It is in Acts 28, 7-10 that there is a mention of Publius in a very prominent way. However this Saint is woven strongly in the Maltese tradition. It was 60AD. Malta was under Roman rule. The Maltese few in number were considered as barbarians because they did not speak neither Latin nor Greek. The Romans had chosen Publius, a Maltese of high prestige to keep order and to administer Roman law on the island. He was given the title of Protos or Prince, as representative of the people.
A ship on its way to Rome with 276 people on board, most of them prisoners, including Saint Paul, was shipwrecked on the Maltese shores. In Acts, St. Luke relates, “ In the neighbourhood, there were estates belonging to the chief man of the island, whose name was Publius. He received us and entertained us hospitably for three days.” At the same time, St. Paul cured Publius’ father who was seriously ill with dysentery.
Publius definitely made sure that during the three months that the shipwrecked people had stayed on the island were provided with basic needs. Besides, he would have made sure that the Maltese had put on board the provisions that were needed when another ship was ready to take the crew and prisoners back on their way to Rome. (Acts 28, 10).

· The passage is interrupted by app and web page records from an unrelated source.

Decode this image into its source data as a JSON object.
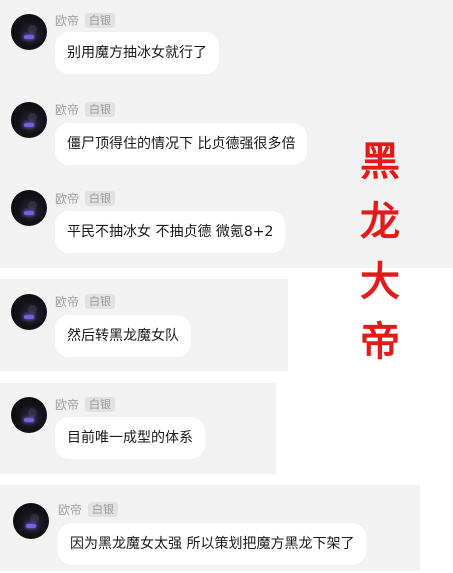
{
  "messages": [
    {
      "user": "欧帝",
      "badge": "白银",
      "text": "别用魔方抽冰女就行了"
    },
    {
      "user": "欧帝",
      "badge": "白银",
      "text": "僵尸顶得住的情况下 比贞德强很多倍"
    },
    {
      "user": "欧帝",
      "badge": "白银",
      "text": "平民不抽冰女 不抽贞德 微氪8+2"
    },
    {
      "user": "欧帝",
      "badge": "白银",
      "text": "然后转黑龙魔女队"
    },
    {
      "user": "欧帝",
      "badge": "白银",
      "text": "目前唯一成型的体系"
    },
    {
      "user": "欧帝",
      "badge": "白银",
      "text": "因为黑龙魔女太强 所以策划把魔方黑龙下架了"
    }
  ],
  "overlay": {
    "chars": [
      "黑",
      "龙",
      "大",
      "帝"
    ],
    "color": "#e41a1a"
  }
}
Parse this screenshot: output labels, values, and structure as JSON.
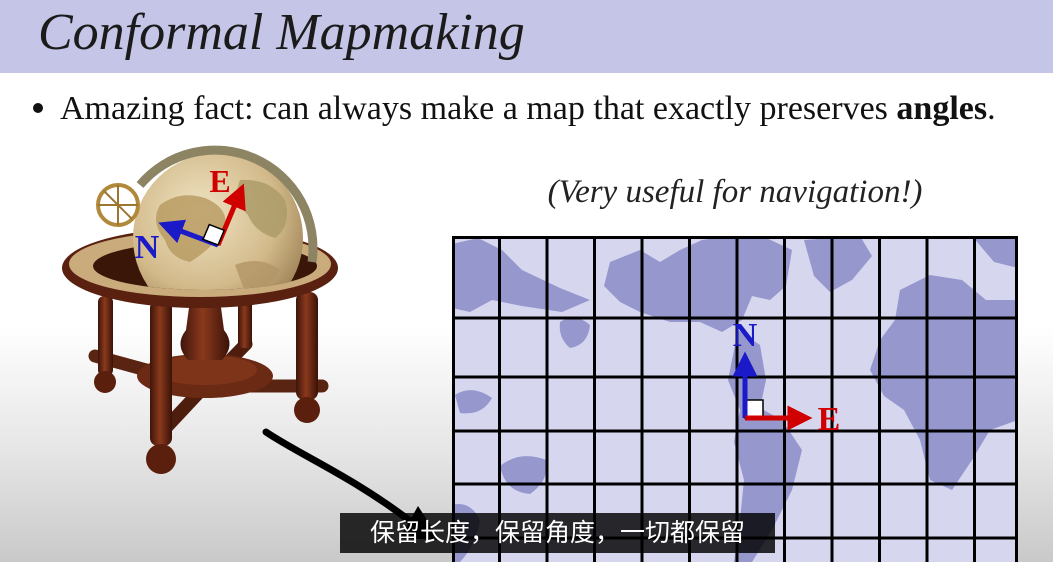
{
  "slide": {
    "title": "Conformal Mapmaking",
    "bullet": {
      "text": "Amazing fact: can always make a map that exactly preserves ",
      "emphasis": "angles",
      "end": "."
    },
    "note": "(Very useful for navigation!)"
  },
  "globe": {
    "north_label": "N",
    "east_label": "E"
  },
  "map": {
    "north_label": "N",
    "east_label": "E"
  },
  "subtitle": "保留长度，保留角度，一切都保留",
  "colors": {
    "title_bar": "#c5c5e7",
    "north": "#1a1ac8",
    "east": "#d00000",
    "ocean": "#d6d7ef",
    "land": "#9597cd"
  }
}
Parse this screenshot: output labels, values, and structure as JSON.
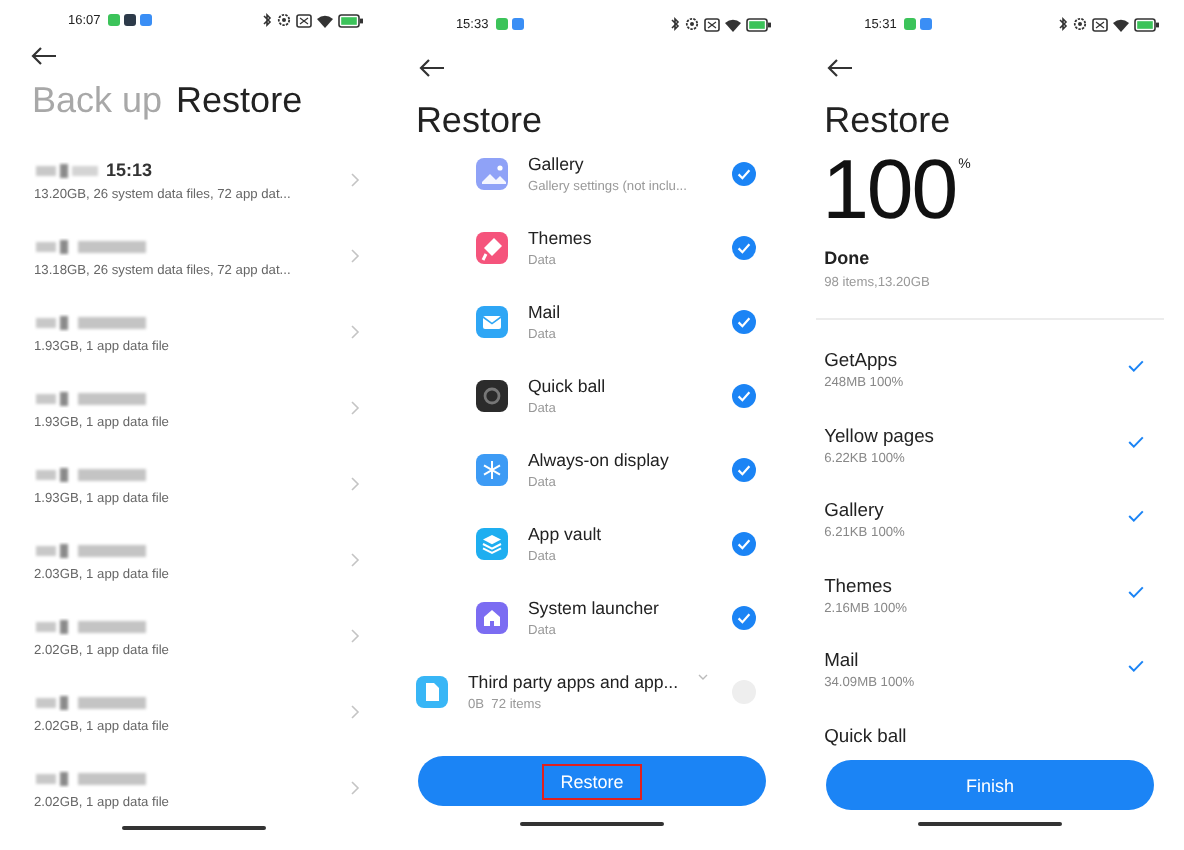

When St. Paul left the island with the others, Publius, not only continued to represent Roman law on the island, but also became a promoter of Christian beliefs. In this sense he started to carry out the role of Bishop on the island of Malta. It is believed that St. Publius was martyred during the persecution of Christians under Emperor Hadrian. The Maltese people are grateful to St. Publius because it is through him and St. Paul, that Christianity reached Malta and continued to thrive since that early time in the history of Christianity.
There are only three lines in Acts where Publius is mentioned. However, one is immediately struck by his earnestness in safeguarding human life. He did not just feel sorry. He was a man of action, organizing for their food and housing, welcoming them all, without being judgemental. It did not make any difference to his attitude that they were prisoners, even though he was not going to gain anything in welcoming them.
Saint Publius was the first Maltese Bishop. After Saint Paul’s Shipwreck, Saint Publius was courageous enough to welcome and hosted him for 3 days, even though he did not know Saint Paul. Saint Publius was a great leader because he kept the Faith alive and was not afraid to be a true witness of Faith in hard circumstances.
Let’s learn more about Bishops!
Watch the below video to learn more how Bishops are selected.